6. Dear Holy People of God, the central question to be asked here could be: What gift of the Holy Spirit do I need most in my life in the here and now? The gifts are there. They have already been given by the Spirit. The gifts are not meant for theology text books or specialized academic papers. The gifts of the Holy Spirit are for every day Christian living, meant to help us live out our Christian faith, to support us in the here and now of our Christian existence. The gifts of the Holy Spirit are meant for electricians, plumbers, carpenters, teachers, nurses, doctors, firefighters, police officers, CEOs, restaurant workers, students, musicians, dancers, et cetera. In other words, the gifts of the Holy Spirit are not meant for some specialized Christians. At every point in which we find ourselves, we can make good use of the gifts of the Holy Spirit.
7. You would have noticed that there is one word that is central to the theology of the Holy Spirit, and that is, GIFT. We talk about the “gifts” of the Holy Spirit in Isaiah and in Corinthians. I am tempted to delve into Augustine’s On the Trinity, Aquinas’ tract in the Summa on the Holy Spirit, Athanasius’ Letters to Serapion, and Didymus the Blind’s On the Holy Spirit, to offer you a theology of the Holy Spirit as GIFT. But that might become a lecture, which will imply that Ste Anne’s will charge you a fee. And since I do not want to stress you up financially, given the already stressful situation that we are living under brought about by COVID 19, I will end here, with this simple invitation: What gift of the Holy Spirit do you feel you need now in your life? Do not hesitate to ask the Holy Spirit for the gift. A surprise awaits you if you do! The Holy Spirit loves you all, and may the Holy Spirit liberate and heal our world! Come O Holy Spirit!
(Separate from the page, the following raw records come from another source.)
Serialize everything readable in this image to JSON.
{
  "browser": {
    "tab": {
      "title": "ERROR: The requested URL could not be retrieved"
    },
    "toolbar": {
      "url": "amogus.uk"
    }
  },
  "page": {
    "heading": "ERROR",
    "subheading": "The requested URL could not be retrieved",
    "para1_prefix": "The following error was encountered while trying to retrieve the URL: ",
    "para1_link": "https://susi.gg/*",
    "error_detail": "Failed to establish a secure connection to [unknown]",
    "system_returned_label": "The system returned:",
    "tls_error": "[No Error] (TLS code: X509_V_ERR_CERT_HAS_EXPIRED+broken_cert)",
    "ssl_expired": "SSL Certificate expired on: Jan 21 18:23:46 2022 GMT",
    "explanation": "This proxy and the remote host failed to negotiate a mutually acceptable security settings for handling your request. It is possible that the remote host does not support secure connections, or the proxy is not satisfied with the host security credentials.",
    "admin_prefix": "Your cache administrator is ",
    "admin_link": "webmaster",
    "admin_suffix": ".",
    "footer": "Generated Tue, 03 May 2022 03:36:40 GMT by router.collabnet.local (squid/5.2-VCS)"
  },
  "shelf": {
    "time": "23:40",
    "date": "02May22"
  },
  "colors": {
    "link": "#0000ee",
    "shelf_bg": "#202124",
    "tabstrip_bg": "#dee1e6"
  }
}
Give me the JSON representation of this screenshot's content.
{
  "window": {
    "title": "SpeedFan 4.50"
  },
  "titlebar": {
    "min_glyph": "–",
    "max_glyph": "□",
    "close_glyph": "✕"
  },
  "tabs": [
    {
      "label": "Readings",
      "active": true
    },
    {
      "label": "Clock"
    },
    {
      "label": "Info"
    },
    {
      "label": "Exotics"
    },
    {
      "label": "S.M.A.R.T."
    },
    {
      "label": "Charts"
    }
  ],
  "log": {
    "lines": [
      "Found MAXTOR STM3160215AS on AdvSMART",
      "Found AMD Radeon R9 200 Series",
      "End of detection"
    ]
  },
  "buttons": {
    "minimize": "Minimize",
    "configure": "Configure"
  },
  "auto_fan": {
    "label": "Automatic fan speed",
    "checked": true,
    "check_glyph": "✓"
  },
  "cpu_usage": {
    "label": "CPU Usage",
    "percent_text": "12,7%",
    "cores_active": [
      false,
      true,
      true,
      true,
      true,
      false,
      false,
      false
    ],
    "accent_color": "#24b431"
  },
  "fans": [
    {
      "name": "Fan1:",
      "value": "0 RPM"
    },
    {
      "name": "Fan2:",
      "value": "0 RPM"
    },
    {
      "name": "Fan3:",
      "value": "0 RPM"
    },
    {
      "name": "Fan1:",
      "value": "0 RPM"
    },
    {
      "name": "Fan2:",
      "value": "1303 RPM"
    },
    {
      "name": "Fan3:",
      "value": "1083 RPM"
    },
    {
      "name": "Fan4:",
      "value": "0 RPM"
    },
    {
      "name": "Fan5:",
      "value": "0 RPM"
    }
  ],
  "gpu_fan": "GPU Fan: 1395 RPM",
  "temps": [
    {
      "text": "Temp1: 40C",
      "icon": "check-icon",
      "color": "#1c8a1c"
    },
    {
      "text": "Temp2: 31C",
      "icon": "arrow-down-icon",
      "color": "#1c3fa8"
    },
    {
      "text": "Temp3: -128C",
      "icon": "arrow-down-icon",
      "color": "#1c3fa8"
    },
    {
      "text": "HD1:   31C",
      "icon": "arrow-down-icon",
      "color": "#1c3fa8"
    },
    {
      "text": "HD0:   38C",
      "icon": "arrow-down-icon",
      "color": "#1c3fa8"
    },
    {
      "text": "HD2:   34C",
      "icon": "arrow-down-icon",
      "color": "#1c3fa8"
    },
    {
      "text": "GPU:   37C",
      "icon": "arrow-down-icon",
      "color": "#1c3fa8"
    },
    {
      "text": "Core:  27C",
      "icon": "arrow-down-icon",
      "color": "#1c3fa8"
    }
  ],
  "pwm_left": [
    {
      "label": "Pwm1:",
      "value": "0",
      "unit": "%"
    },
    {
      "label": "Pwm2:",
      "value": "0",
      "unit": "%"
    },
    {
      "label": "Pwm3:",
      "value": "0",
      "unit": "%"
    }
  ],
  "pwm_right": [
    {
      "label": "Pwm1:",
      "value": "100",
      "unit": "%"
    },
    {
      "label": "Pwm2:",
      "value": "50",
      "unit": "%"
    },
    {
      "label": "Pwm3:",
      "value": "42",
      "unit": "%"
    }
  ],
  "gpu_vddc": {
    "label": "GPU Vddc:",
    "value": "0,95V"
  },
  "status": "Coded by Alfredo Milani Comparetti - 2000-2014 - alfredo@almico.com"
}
By Fr Maurice Agbaw-Ebai
Roman Catholic Archdiocese of Boston